> _Problem requirements_
Go through the material below and count the lines with the string "What"; the number is the whole answer.

***** Records provided *****

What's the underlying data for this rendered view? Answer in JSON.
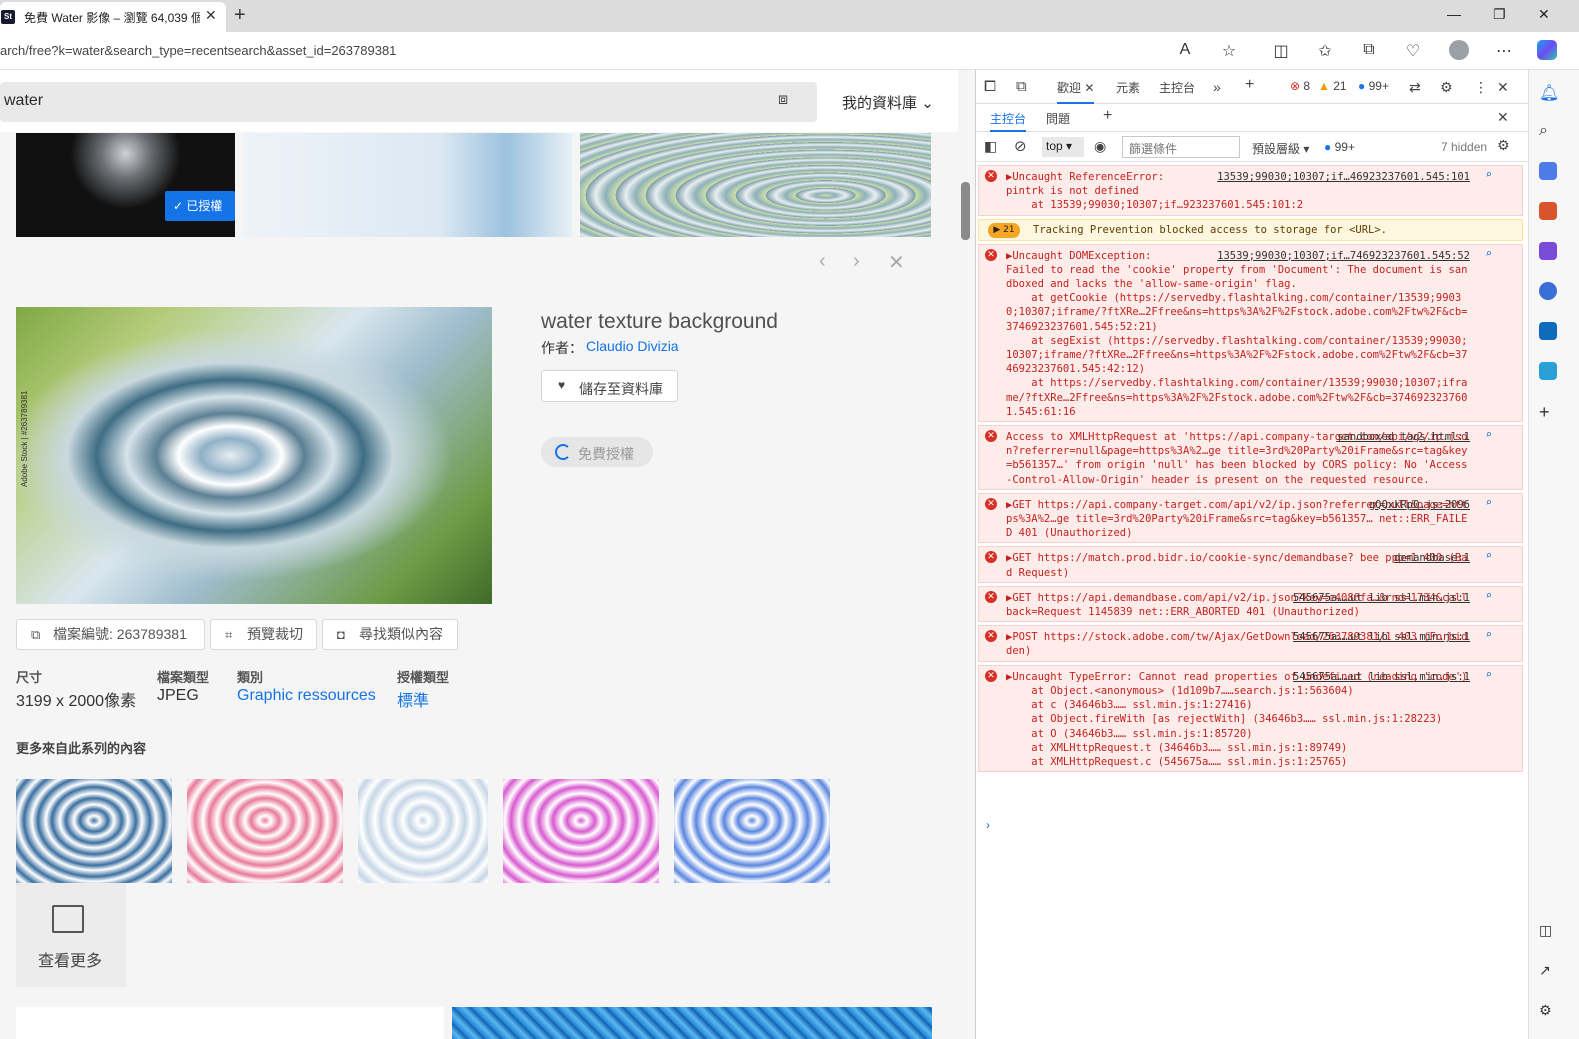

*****
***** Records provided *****

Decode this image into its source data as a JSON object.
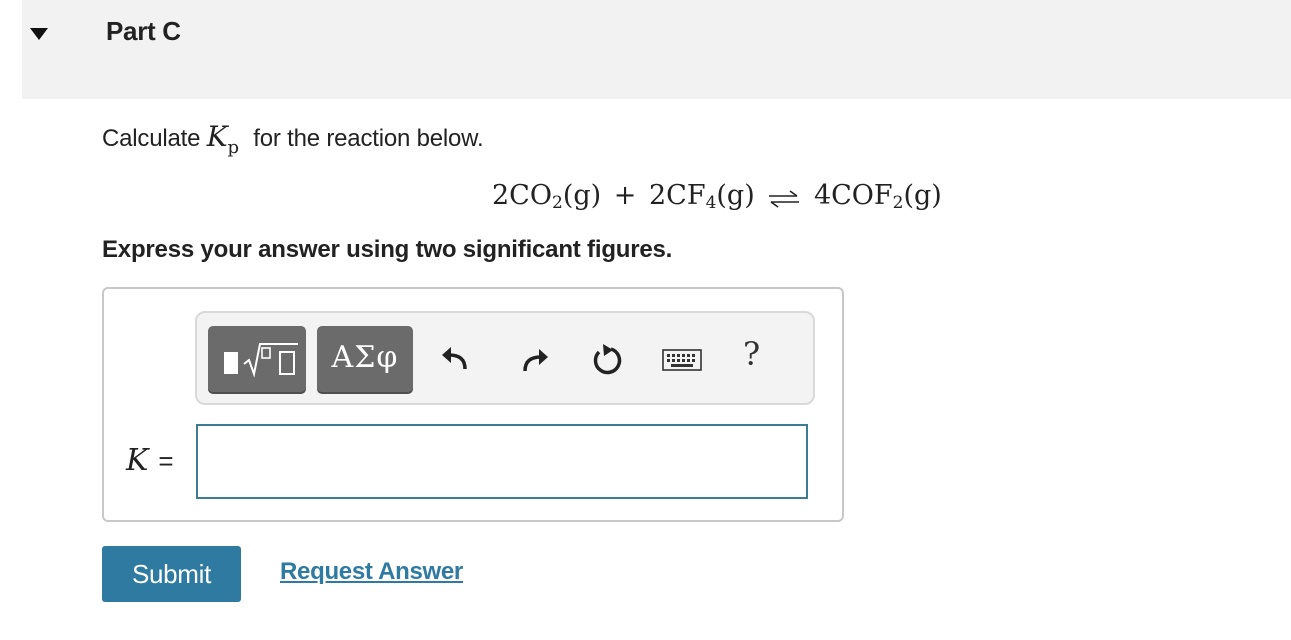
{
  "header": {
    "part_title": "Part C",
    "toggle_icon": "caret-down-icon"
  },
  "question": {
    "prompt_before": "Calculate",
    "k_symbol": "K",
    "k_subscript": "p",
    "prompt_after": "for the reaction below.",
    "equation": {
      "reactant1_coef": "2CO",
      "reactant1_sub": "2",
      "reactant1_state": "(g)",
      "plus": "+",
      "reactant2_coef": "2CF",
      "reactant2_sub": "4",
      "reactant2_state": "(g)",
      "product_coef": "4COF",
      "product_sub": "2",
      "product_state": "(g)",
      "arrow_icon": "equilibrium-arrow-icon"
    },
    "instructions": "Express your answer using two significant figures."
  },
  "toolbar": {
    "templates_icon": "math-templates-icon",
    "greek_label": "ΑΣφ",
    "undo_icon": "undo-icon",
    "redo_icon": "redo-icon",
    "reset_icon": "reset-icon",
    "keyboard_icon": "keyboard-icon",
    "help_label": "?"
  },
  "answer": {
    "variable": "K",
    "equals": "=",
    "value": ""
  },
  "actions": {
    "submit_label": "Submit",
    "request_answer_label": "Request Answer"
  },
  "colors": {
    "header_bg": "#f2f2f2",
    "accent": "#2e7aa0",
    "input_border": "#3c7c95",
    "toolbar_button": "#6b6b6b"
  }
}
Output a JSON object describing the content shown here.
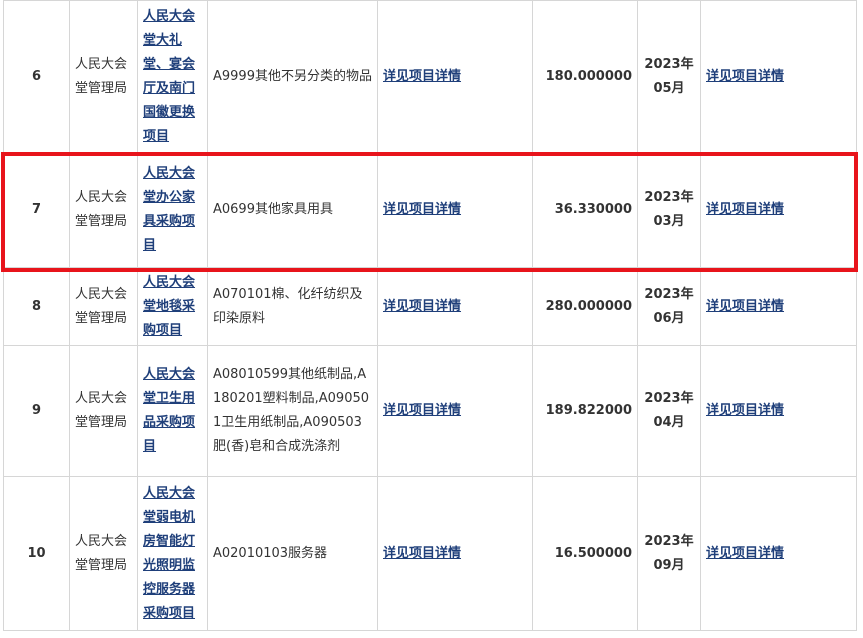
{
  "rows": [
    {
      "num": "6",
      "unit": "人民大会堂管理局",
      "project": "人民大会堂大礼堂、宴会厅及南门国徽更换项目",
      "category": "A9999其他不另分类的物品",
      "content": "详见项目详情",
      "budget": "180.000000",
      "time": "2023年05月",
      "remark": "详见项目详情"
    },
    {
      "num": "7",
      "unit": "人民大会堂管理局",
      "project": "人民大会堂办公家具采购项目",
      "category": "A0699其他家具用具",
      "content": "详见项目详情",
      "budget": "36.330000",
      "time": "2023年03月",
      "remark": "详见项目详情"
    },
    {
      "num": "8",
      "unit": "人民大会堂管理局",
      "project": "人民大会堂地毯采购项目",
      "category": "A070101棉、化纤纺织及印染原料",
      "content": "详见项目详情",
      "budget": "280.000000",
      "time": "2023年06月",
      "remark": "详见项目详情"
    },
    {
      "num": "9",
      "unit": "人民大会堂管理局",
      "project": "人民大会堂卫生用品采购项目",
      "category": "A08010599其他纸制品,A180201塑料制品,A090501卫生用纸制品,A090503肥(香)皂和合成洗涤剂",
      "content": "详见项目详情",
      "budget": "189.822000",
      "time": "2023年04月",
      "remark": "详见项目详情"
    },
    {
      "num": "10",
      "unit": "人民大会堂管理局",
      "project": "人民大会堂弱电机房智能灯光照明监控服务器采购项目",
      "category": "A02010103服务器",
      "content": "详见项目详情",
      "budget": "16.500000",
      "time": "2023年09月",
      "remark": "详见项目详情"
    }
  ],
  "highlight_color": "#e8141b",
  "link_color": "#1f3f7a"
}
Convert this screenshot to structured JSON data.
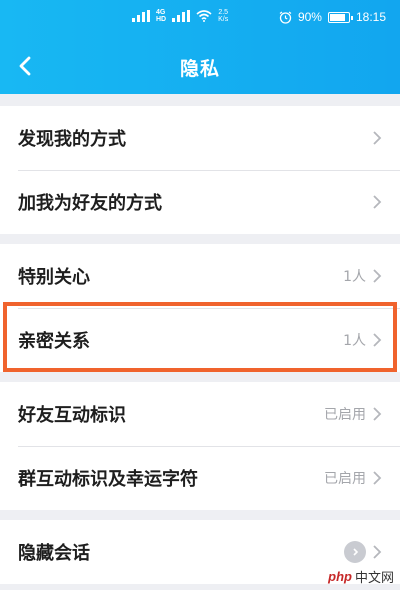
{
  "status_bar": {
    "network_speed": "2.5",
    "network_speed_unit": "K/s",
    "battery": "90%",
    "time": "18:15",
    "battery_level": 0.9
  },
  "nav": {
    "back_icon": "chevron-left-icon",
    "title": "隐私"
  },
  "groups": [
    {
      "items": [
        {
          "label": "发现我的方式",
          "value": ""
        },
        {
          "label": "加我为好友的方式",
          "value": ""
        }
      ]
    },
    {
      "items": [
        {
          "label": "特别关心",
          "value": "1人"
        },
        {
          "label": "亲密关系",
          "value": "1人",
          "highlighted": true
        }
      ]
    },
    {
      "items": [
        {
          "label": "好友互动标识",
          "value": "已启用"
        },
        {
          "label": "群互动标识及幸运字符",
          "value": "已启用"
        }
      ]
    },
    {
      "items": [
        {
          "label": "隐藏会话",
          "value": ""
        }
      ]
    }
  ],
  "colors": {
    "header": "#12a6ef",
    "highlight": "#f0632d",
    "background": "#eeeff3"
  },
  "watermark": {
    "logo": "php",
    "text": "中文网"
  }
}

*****
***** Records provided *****

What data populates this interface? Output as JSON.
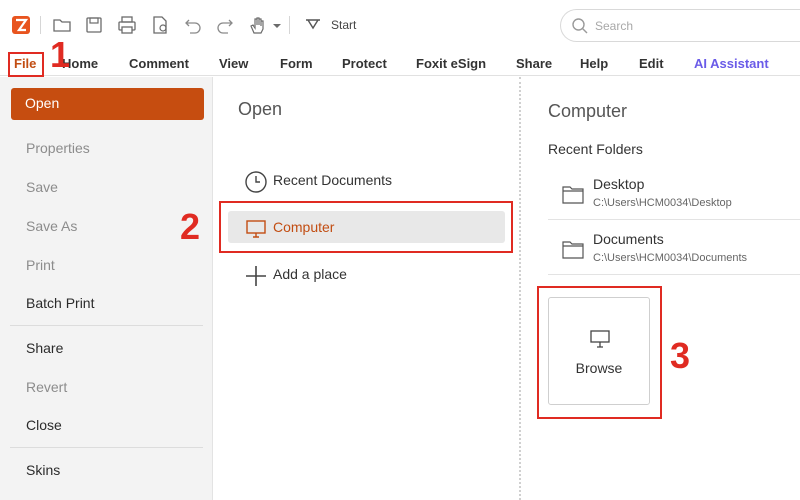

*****

> _Answer box_
2